Bernie Rhodes, tension addict and disciple of the dialectic, might have preferred it if the members of his group had loathed each other. As it was, they formed an artistic brotherhood. In 1977, one minute and 41 seconds into a ranty, we-hate-our-record-company single called “Complete Control,” The Clash accelerated without warning into musical-political space: the drums dropped away, the chordal churn of Jones’s guitar separated into shimmering dub-streaks, and Strummer let out a hoarse, preacherly groan before hailing the world on his own newly discovered frequency. This is Joe Public speaking / I’m controlled in the body, I’m controlled in the mind! It was the first broadcast, as it were, on Radio Clash, which for the next five years would be a stream of sonic possibility, a highly unreliable global news service, a hotline from Strummer’s poetic unconscious, and a vector for the revolutionary stirrings of just about anybody.
The politics were a strange combination of rock-and-roll theater and full-blooded engagement. The Clash’s cultural presence—antiracist, apocalyptically reggae-fied—was a bulwark against the rise of the far right in Britain, and Strummer was outspoken in support of IRA hunger strikers, Latin American leftist guerrillas, and kids without concert tickets. This same wild-eyed humanism possessed the music: The Clash became prolific, recklessly absorbent. The third album, 1979’s London Calling, was a double record—ska, rockabilly, Spector-esque pop, with Strummer spluttering about Montgomery Clift or doomsaying like a sawed-off W. H. Auden. The ice age is coming, the sun’s zooming in / Engines stop turning, the wheat is growing thin.

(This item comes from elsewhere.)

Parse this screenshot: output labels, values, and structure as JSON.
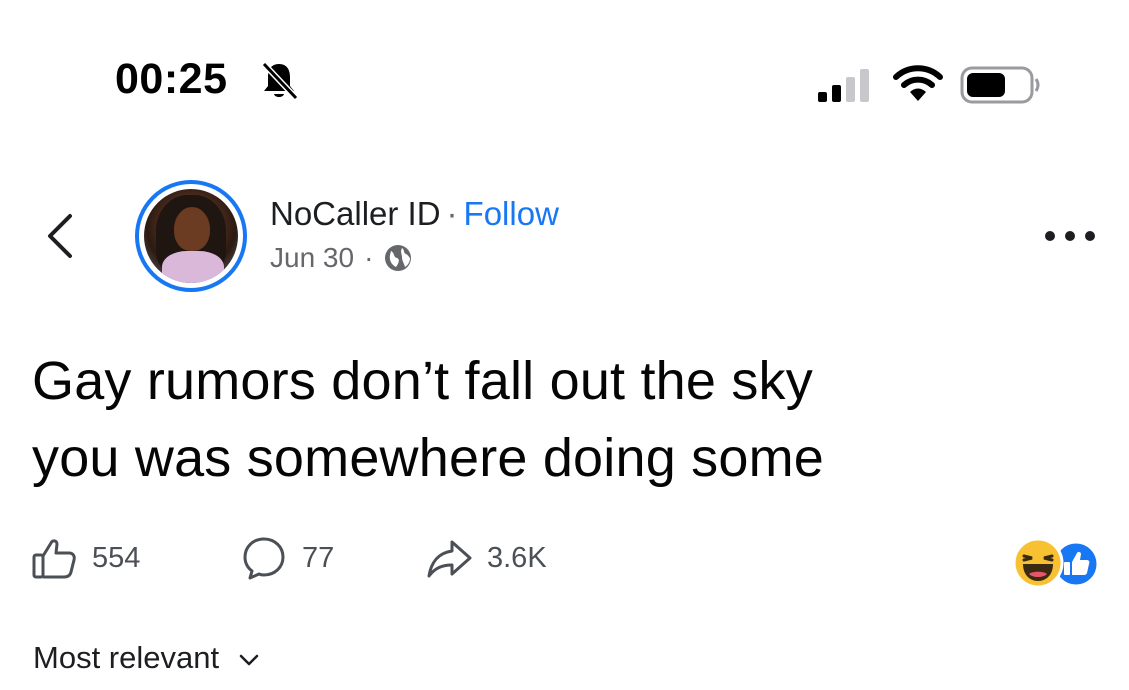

The next year’s Sandinista! was a triple record, a fantastic murk of indulgence—children’s choirs, noirish keyboard flits—The Clash wandering unchecked in an Aladdin’s cave of reverb.
The English music press carped continuously and, it might be said, neurotically: How could Strummer sing My daddy was a bankrobber when his daddy was, in fact, an administrator in the British Foreign Office? But The Clash was leaving England behind. Dressed now like fashion-damaged jungle insurgents, the band invaded America. Combat Rock reached No. 7 on the U.S. charts—quite an achievement for a record with Allen Ginsberg on it. (The poet’s intonations can be heard in the background of “Ghetto Defendant.”) Strummer, typically, was grumpy with this enormous new audience: “I s’pose you don’t wanna hear me go on about this and that and what’s up my arse, huh?” he demanded of 150,000 people at the Us Festival in 1983.
And then it was over—the good part, at least. Topper Headon went off the rails (heroin) in 1982; Mick Jones was expelled in ’83. There followed three more years of The Clash—or, as the reconstituted band became known, the “dodgy” Clash—including the release of the coarse and disastrous Cut the Crap. Then it was really over. Strummer entered what he would refer to later as “the wilderness years”—depression, hedonistic flounderings, solo records of fitful quality. The late ’90s found him reenergized, hoisting the tattered standard of his voice over a band called The Mescaleros: the world seemed to need him still. And then, one afternoon in 2002, after taking his dogs for a walk, he sat down on his couch and succumbed to a previously undetected congenital heart defect. One of his last concerts had been a benefit for striking London firefighters.